> _Data under study_
☆ ☆ ☆

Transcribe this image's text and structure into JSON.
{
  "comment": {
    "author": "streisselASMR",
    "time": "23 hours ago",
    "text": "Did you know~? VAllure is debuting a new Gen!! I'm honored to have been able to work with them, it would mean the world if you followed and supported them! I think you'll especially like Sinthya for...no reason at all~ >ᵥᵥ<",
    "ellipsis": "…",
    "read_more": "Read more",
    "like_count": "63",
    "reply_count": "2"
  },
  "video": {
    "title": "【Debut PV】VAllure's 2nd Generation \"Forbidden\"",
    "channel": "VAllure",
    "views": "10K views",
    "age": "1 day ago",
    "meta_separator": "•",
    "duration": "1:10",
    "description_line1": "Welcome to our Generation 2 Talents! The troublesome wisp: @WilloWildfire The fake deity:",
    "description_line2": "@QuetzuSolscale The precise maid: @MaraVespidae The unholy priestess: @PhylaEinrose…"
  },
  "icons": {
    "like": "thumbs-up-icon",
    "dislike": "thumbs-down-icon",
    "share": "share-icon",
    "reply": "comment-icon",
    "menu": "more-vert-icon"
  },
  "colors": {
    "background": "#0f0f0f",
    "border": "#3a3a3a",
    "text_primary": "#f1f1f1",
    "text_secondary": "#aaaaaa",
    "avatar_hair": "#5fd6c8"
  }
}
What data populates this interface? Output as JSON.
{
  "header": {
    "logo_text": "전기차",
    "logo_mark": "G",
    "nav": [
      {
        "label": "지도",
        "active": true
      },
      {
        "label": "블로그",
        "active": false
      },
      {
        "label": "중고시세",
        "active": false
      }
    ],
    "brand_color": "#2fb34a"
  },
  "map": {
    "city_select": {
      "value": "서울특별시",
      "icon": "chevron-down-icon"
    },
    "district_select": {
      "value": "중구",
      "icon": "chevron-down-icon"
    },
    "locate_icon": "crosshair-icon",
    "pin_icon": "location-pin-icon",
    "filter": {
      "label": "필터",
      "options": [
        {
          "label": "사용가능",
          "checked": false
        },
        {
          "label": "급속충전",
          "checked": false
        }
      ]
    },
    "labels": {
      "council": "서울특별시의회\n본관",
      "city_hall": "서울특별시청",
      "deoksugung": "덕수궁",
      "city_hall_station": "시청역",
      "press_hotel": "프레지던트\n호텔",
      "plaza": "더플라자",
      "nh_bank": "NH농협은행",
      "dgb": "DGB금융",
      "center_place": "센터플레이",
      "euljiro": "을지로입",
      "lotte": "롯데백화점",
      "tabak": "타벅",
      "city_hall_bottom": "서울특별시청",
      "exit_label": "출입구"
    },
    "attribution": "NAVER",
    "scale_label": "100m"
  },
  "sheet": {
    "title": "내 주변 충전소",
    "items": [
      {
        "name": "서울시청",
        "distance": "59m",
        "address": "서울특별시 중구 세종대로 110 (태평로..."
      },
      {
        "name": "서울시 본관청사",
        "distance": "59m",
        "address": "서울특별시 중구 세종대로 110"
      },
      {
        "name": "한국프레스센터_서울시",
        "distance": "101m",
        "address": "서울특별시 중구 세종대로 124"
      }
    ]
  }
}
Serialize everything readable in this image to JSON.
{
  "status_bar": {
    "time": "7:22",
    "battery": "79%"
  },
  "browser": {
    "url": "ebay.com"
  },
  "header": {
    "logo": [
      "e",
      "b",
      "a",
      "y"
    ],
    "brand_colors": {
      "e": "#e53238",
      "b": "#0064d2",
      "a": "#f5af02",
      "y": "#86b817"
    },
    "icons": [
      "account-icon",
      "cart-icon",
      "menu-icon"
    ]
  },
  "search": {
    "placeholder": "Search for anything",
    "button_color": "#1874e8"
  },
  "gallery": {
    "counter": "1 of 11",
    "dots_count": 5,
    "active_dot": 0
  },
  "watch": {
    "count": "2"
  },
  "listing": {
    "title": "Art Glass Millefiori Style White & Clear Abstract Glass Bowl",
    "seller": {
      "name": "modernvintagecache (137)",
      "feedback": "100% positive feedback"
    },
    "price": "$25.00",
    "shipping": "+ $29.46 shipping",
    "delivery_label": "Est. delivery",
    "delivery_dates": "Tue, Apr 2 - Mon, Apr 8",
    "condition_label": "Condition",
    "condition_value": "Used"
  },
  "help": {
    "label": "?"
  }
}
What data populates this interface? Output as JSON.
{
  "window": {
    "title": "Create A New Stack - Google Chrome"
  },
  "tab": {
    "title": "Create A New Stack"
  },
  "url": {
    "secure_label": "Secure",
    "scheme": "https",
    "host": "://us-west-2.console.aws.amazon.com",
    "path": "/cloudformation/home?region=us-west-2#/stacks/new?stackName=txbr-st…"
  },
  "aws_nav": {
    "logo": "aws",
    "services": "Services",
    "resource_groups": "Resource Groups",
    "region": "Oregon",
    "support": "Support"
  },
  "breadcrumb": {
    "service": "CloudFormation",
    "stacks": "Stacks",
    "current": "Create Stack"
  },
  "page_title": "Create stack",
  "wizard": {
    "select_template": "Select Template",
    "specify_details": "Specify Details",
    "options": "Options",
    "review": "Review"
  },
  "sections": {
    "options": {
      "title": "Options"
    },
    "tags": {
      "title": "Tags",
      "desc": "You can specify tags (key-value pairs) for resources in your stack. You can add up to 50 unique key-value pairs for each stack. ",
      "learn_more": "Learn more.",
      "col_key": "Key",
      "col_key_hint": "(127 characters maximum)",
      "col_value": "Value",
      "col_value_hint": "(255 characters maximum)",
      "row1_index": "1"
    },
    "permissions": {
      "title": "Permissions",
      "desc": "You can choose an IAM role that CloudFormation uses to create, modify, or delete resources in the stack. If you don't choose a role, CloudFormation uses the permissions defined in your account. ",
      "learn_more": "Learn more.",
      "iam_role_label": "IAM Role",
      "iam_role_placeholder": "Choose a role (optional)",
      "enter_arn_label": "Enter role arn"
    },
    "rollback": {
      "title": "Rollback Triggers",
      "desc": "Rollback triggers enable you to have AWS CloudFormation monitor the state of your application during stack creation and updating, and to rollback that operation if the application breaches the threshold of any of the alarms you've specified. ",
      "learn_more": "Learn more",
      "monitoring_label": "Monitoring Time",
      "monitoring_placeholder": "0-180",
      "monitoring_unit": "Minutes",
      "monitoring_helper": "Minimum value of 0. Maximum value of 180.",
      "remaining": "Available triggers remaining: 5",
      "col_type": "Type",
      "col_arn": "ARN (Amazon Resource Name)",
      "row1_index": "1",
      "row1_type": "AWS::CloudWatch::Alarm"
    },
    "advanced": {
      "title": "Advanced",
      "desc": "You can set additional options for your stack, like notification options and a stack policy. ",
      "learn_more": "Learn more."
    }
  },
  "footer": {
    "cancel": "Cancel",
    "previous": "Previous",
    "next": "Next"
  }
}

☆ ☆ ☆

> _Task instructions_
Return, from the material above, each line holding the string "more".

> _Solution to this task_
    "read_more": "Read more",
    "menu": "more-vert-icon"
      "learn_more": "Learn more.",
      "learn_more": "Learn more.",
      "learn_more": "Learn more",
      "learn_more": "Learn more."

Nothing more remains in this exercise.